They say third time’s a charm, and tonight Red Band Society did just that—it took three times since the pilot to get it right. But it finally did. With There’s No Place Like Homecoming, the show delivered on its promise: to be an original, teen dramedy that makes you laugh and cry with great characters and classic storytelling. There were love triangles galore, there was teenager angst, there were heartbreaking story lines with mothers and sons, and nurses who act like mothers. The fantastic Octavia Spencer continues to be fantastic—and Dr. McAndrew, a.k.a. Dr. McSexy (one part Ryan Gosling, one part George Clooney) doesn’t hurt.
All it took was Homecoming—which is happening out in the real, high school world. Kara can’t wait to make her re-entry into the social scene. After harassing Nurse Jackson, she is finally given leave to go to the dance, but only if Nurse Brittany comes along as her chaperone, and she must wear a heart monitor. Kara is fine with both, as Nurse Brittany is adorkable and she bedazzles her heart monitor to match her sequin dress. Nurse Brittany, in turn, is enthralled to come along, in a very Never Been Kissed way. But Brittany has one compromise that Kara is not too happy about: Emma must also attend.
Brittany worries that Emma is getting a little too comfortable in the hospital life—which needed to be brought up because Emma did seem quite content in the past few episodes. Anorexia is usually tied with various mental disorders, such as anxiety and depression, and so far Emma seems to be a charming, happy girl who just wants to be skinny. Anorexia isn’t that simple, and it feels very real to see her intense social anxiety and insecurities.

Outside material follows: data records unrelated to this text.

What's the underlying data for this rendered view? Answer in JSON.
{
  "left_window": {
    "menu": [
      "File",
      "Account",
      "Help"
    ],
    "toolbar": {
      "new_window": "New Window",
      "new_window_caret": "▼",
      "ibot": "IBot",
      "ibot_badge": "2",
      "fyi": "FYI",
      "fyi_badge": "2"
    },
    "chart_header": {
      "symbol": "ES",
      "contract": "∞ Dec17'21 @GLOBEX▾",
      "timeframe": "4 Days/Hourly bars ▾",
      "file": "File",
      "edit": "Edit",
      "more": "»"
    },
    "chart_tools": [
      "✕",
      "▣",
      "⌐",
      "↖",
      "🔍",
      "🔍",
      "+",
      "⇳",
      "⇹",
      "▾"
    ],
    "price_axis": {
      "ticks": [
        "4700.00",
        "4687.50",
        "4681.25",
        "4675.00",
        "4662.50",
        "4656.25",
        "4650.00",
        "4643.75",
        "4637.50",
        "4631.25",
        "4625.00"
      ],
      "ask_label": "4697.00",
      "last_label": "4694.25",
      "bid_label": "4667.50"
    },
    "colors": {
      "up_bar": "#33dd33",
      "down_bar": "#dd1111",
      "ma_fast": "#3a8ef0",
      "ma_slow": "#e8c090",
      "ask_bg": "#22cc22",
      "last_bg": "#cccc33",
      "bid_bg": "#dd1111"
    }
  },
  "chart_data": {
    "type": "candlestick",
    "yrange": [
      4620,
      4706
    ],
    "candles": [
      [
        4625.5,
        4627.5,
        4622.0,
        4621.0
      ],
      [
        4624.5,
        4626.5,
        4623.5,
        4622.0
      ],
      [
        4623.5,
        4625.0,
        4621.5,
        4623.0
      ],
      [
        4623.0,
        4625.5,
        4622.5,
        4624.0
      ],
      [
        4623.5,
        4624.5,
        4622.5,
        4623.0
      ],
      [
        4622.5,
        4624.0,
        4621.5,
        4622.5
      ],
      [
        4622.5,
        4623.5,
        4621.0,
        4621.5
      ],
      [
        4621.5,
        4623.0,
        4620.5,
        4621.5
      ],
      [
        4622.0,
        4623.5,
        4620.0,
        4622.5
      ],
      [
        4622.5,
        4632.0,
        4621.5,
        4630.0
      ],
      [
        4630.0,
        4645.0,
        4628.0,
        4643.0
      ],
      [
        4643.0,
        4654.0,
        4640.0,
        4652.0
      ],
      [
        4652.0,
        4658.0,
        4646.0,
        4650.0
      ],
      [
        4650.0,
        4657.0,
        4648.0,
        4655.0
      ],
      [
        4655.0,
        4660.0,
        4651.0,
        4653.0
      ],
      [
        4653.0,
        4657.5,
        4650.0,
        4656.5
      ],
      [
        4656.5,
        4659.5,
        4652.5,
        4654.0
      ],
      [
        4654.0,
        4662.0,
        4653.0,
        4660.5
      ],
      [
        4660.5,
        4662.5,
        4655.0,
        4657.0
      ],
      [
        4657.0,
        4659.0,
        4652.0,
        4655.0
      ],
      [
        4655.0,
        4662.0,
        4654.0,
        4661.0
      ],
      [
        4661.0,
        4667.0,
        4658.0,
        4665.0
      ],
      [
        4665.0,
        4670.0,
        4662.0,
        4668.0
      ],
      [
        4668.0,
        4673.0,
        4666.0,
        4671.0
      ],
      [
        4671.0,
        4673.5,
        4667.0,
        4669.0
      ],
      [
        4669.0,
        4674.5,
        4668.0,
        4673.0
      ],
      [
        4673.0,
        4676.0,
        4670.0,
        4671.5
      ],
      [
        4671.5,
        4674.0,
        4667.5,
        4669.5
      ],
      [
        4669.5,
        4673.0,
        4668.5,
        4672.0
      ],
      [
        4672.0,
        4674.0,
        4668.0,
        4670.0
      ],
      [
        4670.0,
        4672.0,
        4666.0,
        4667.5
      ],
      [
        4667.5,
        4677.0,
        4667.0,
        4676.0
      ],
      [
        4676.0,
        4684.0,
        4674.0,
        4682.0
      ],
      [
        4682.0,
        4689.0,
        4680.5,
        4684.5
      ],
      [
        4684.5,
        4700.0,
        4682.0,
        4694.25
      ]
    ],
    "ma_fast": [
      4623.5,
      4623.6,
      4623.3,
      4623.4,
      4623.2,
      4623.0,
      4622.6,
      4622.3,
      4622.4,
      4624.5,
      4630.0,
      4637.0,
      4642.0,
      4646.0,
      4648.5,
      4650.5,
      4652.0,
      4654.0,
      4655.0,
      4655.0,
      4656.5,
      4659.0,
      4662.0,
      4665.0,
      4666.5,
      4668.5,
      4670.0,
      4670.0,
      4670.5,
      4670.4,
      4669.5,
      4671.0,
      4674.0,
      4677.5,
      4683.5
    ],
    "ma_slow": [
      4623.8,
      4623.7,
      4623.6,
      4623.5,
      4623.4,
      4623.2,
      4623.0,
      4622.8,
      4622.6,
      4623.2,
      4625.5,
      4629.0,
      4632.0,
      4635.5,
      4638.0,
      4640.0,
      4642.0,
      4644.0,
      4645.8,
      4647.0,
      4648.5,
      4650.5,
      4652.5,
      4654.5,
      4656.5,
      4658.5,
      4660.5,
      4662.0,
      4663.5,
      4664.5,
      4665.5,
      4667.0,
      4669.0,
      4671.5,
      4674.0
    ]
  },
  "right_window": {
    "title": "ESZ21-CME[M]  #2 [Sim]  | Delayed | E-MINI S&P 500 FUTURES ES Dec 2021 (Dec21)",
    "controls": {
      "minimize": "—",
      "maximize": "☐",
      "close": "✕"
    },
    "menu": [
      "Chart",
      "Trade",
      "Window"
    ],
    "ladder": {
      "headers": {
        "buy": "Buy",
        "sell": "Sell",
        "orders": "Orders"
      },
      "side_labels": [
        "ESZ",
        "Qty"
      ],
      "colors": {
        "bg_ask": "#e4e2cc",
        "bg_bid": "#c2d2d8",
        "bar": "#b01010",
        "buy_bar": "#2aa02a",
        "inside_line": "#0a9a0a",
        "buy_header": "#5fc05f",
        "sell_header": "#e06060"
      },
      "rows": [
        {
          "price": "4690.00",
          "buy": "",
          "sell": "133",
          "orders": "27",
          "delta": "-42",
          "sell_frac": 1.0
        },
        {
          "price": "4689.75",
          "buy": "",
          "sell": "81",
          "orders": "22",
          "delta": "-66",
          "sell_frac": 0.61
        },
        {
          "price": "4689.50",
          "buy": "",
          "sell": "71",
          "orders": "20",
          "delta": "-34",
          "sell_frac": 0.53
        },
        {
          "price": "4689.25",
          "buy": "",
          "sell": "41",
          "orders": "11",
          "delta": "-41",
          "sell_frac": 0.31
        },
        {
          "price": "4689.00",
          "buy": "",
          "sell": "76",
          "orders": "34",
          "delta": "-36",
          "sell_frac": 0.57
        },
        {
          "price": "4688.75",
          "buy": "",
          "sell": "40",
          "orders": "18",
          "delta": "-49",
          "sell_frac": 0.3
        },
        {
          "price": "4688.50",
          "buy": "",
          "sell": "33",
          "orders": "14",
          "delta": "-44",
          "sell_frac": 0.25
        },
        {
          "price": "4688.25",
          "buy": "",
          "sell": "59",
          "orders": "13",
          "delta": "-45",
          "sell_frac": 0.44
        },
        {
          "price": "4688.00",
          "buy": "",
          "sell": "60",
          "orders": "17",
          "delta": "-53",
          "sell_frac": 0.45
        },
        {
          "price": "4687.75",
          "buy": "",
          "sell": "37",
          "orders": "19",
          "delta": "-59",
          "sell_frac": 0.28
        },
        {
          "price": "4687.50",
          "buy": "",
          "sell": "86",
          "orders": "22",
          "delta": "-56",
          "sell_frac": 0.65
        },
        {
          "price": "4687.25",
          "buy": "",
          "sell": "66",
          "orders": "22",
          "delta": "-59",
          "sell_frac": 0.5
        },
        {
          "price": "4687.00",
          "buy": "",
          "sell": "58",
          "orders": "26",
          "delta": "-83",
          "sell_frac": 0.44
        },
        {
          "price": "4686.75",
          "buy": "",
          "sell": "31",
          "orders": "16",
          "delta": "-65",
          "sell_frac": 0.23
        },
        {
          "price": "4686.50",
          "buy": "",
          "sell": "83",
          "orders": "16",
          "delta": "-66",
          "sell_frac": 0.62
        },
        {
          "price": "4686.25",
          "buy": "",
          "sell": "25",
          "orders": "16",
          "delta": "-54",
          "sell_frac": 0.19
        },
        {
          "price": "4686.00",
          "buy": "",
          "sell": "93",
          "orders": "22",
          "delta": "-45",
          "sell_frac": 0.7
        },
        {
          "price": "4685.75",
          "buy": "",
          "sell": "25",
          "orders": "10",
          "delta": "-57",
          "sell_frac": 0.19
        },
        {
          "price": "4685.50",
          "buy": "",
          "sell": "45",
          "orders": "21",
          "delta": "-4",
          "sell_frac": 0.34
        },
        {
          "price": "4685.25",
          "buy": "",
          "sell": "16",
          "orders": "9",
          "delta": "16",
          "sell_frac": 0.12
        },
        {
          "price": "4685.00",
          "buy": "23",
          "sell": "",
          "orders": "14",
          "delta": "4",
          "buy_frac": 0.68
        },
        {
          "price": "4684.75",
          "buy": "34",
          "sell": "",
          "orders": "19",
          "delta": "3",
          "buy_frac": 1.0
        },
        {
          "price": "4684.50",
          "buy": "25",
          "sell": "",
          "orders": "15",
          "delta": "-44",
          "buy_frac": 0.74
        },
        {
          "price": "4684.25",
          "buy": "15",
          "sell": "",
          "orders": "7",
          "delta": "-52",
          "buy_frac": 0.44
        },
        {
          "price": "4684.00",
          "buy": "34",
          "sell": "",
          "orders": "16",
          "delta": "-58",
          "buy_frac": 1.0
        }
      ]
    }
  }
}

In hospital world, Leo keeps looking at his old soccer photos and dreaming of returning to his glory days as a star player. Nurse Jackson talks about a former patient of hers who also had a leg amputated and went on to become a famous athlete. To lift Leo’s spirits, she contacts the athlete, and he agrees to come train with Leo. Leo is beyond ecstatic. He wants to make all his dreams happen, including the one with Emma. So he suits up and heads to the dance (how he got permission from Nurse Jackson remains a mystery).
Kara and Emma show up to the dance. Kara is channeling Marilyn, while Emma is a total Audrey. But Emma is wrought with anxiety over what people will think of her. Luckily, her knight in shining armor, Leo, shows up. Kara, on the other hand, is having a terrible time. Not because everyone forgot about her, as she feared, but even worse.
The students all pity Kara and are treating her delicately—which drives her crazy. She quotes Machiavelli to Leo, saying that “it is better to be feared than to be loved.” Being pitied makes people feel weak, and Kara is anything but. Leo soon understands how Kara feels, when he runs into an old soccer opponent. Leo tries to have some friendly trash talk (demonstrating how he used to be a jockish jerk). But, just like Kara’s friends, the guy no longer sees Leo as an adversary, and thus no longer sees him as an equal. It’s obvious in the high schooler’s eyes and tone that he pities Leo, his leg, sickness, and everything about him. Leo can’t stand to see the way this guy sees him.
While the two are being pitied, Emma develops an odd fan club. Two high school girls are in awe at how skinny she is. Emma is pleasantly surprised by all the “positive” attention. When she mentions she is in a hospital for being anorexic, they say with admiration that she is truly committed.
NEXT: Kara: Queen of the Pity Parade